In-core and out-of-core ECP measurements of TiO2 treated materials were performed during reactor operation in the Halden reactor [5]. ECP were measured by Fe/Fe3O4 and Pt electrodes as a reference electrode. Test loop was prefilmed at 288 C with 10 ppm dissolved oxygen for 10 days. The reactor was operated at full power (15MW) during the ECP measurement tests. Fig.6 shows ECP measurement results of in-core and out-of-core stainless in the Halden reactor loop. The in-core ECP showed the SCC mitigation potential even in oxygenated condition in reactor position where the Cherenkov radiation was expected.



Fig.6 ECP measurement results of in-core and out-of-core stainless in the Halden reactor loop

5. Examples of Application

TiO2 injection was performed successfully at Fukushima 2 unit 1 in June 2010. TiO2 solution was injected into both of RHR piping during shutdown at around 150°C (Fig.1).

TiO2 on-line injection (in operation) method will be developed soon.

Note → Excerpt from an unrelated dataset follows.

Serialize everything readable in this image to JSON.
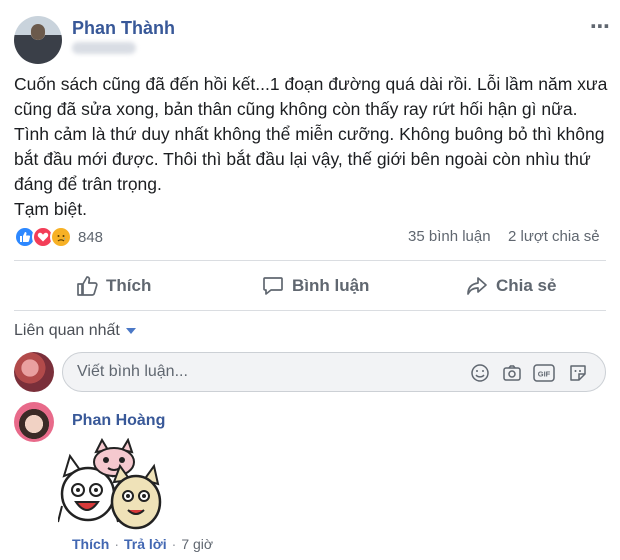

6. Reference
  1. [1] Y.Ishii et. al, "The Effect of TiO2 on corrosion Behavior of Zircaloy-2 Fuel Cladding" 2005 Water Reactor Fuel Performance Meeting, AESJ, October 2-6, 2005, Kyoto, Japan.
  2. [2]K.Takamori et. al, "Corrosion Mitigation of BWR Structural Materials by the Photoelectric Method with TiO2 - A SCC Mitigation Technique and its Feasibility Evaluation -," 12th International Conference on Environmental Degradation of Materials in Nuclear Power Systems-Water Reactors, TMS 2005.
  3. [3]Y.Fukaya, "Photoelectrical Protection of Stainless Alloys in BWR Primary Coolant Environment", 10th International Conference on Environmental Degradation of Materials in Nuclear Power Systems-Water Reactors, NACE 2001.
  4. [4]K.Takamori et. al, "Development of BWR Components SCC Mitigation Method by The TiO2 Treating Technique", 13th International Conference on Environmental Degradation of Materials in Nuclear Power Systems-Water Reactors, TMS 2007.
  5. [5]J.Suzuki et. al, "Development of SCC Mitigation Method in BWR Plant by TiO2 Technique", 15th International Conference on Nuclear Engineering, April 22-26, 2007, Nagoya, Japan.
7. Contact

Japan Society of Maintenology (